■ HOW TO COMPLETE THIS TASK:
Where does "Minute" appear in the data? Return each line that holds it.

Stored entries
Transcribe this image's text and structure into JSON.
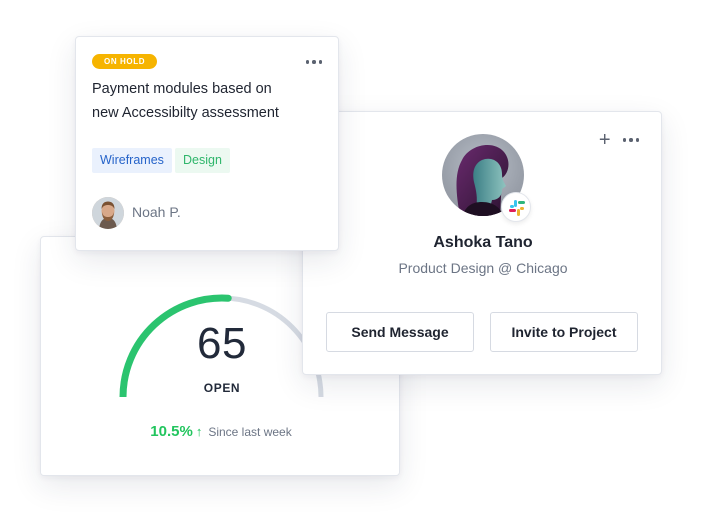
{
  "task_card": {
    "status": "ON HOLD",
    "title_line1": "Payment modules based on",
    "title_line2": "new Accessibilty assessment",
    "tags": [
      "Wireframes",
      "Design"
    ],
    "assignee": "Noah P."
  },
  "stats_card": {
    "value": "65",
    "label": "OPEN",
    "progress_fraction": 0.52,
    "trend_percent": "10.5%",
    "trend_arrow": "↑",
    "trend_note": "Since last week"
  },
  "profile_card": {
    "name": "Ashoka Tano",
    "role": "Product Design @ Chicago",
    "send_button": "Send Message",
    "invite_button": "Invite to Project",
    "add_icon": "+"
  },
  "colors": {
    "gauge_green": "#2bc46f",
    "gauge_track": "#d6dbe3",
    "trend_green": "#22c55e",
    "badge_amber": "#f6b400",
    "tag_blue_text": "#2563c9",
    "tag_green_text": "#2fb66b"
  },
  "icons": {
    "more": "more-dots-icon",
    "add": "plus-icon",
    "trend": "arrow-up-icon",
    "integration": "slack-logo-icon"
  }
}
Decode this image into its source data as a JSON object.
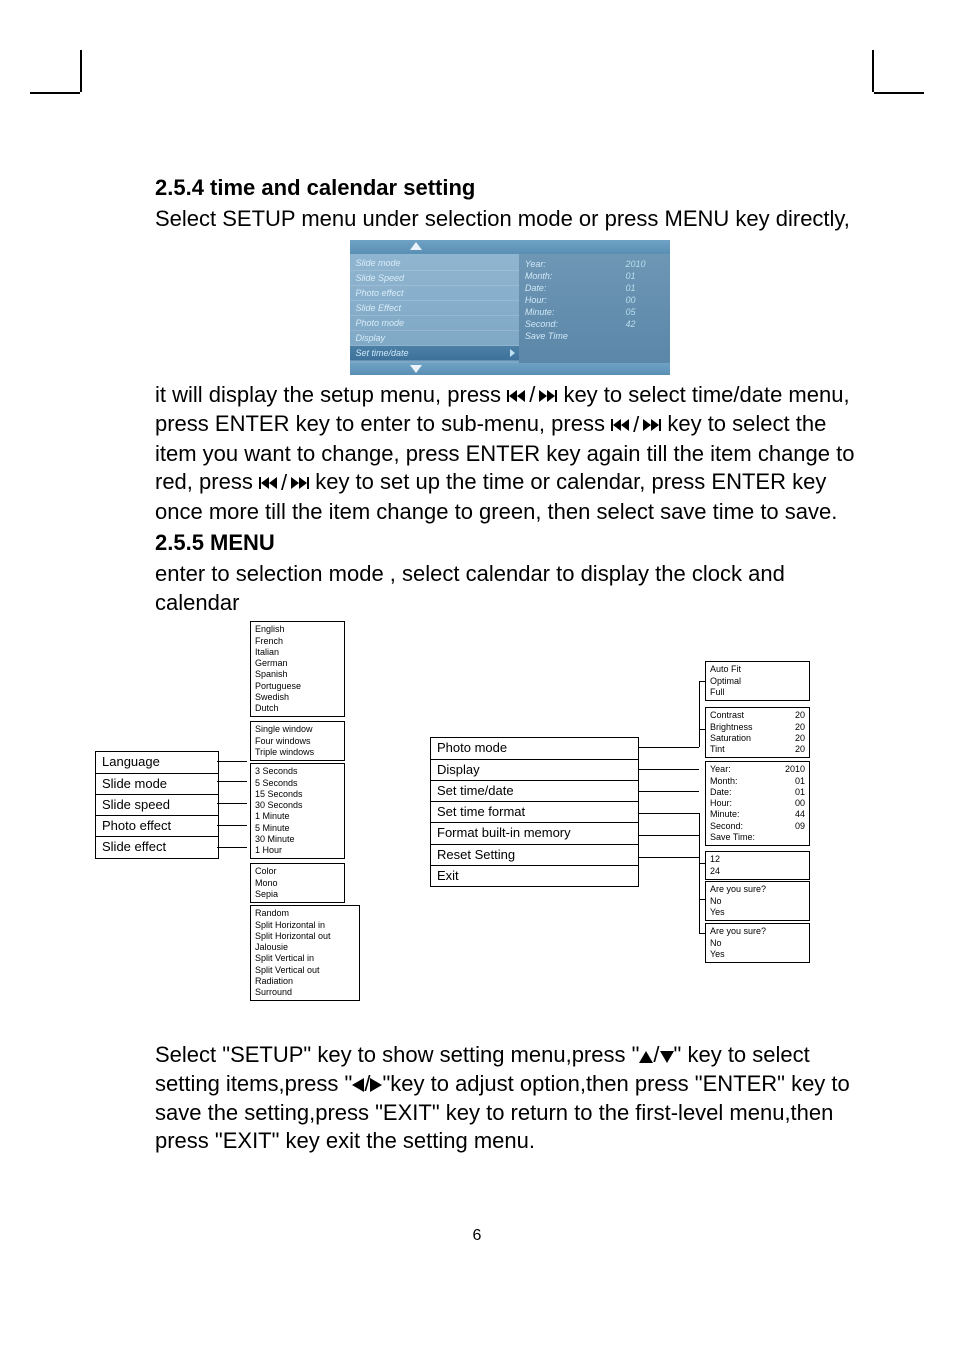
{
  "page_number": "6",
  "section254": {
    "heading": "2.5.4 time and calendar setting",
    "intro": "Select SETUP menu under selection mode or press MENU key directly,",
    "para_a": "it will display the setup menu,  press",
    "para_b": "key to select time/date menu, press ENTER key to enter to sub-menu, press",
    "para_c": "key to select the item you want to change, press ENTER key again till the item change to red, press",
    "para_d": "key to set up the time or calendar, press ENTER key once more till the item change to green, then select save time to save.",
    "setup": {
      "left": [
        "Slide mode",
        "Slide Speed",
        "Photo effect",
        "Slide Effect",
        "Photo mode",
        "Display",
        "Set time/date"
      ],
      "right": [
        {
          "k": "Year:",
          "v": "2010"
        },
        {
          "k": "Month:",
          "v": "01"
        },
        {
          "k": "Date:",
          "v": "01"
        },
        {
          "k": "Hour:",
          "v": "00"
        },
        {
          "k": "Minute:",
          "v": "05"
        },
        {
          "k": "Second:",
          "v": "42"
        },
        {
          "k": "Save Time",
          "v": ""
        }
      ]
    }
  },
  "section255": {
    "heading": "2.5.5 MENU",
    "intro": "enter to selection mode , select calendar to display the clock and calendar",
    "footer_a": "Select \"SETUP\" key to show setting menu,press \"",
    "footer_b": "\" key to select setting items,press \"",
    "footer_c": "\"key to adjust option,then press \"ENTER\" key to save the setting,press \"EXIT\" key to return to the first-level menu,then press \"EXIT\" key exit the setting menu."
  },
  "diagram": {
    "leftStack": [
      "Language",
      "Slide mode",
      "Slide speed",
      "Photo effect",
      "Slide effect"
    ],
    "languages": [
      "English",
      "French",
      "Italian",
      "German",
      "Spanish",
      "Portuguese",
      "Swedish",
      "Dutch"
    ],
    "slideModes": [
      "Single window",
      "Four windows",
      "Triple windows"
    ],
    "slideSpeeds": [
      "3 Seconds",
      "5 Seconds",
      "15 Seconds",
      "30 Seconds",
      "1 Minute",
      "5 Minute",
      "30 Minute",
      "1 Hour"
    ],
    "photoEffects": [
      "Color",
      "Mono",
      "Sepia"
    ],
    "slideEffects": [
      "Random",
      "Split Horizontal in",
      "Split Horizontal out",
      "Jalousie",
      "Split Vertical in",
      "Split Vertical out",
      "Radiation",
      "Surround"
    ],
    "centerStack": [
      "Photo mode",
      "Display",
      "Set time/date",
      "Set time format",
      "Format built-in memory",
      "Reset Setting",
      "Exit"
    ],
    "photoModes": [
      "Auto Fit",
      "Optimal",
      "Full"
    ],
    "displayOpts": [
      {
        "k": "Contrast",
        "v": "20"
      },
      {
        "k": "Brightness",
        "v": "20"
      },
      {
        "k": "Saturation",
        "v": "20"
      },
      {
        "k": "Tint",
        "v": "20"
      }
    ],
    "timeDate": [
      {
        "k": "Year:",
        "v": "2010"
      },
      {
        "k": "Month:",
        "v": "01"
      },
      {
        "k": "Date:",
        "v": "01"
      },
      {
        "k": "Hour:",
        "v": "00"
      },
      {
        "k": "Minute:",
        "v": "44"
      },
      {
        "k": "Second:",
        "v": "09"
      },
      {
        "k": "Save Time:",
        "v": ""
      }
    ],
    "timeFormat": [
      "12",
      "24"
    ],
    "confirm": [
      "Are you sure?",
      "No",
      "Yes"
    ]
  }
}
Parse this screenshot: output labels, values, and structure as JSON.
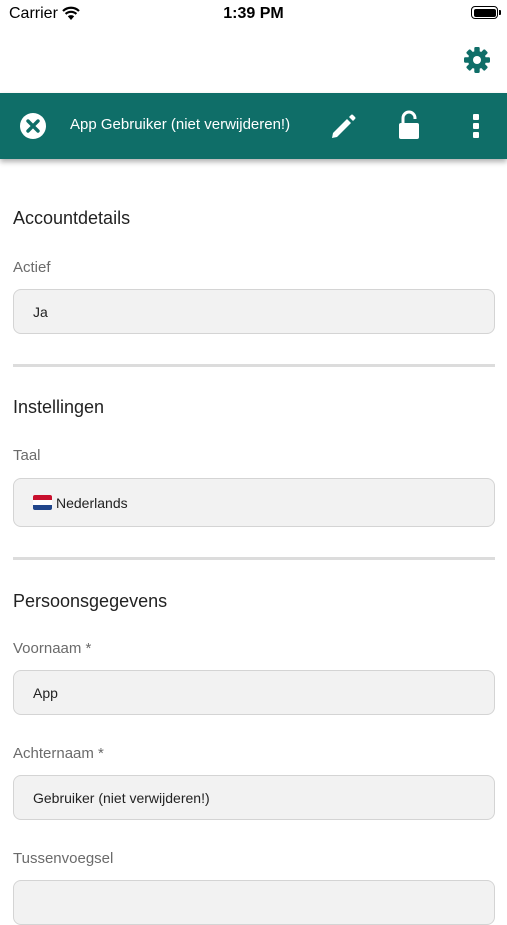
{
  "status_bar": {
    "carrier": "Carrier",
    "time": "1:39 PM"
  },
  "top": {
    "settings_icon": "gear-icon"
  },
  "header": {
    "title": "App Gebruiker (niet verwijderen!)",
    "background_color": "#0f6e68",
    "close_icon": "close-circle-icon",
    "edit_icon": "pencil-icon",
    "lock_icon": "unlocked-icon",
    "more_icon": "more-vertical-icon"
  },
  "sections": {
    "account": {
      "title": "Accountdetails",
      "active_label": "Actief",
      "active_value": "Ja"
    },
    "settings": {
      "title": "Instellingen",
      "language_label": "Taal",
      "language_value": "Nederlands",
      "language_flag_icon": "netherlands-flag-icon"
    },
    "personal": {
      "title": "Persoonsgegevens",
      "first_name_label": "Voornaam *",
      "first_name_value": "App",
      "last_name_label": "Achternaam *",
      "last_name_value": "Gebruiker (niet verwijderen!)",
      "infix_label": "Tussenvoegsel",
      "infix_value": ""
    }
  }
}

■ ANSWER TO THIS TASK:
          "k": "Minute:",
      "1 Minute",
      "5 Minute",
      "30 Minute",
        "k": "Minute:",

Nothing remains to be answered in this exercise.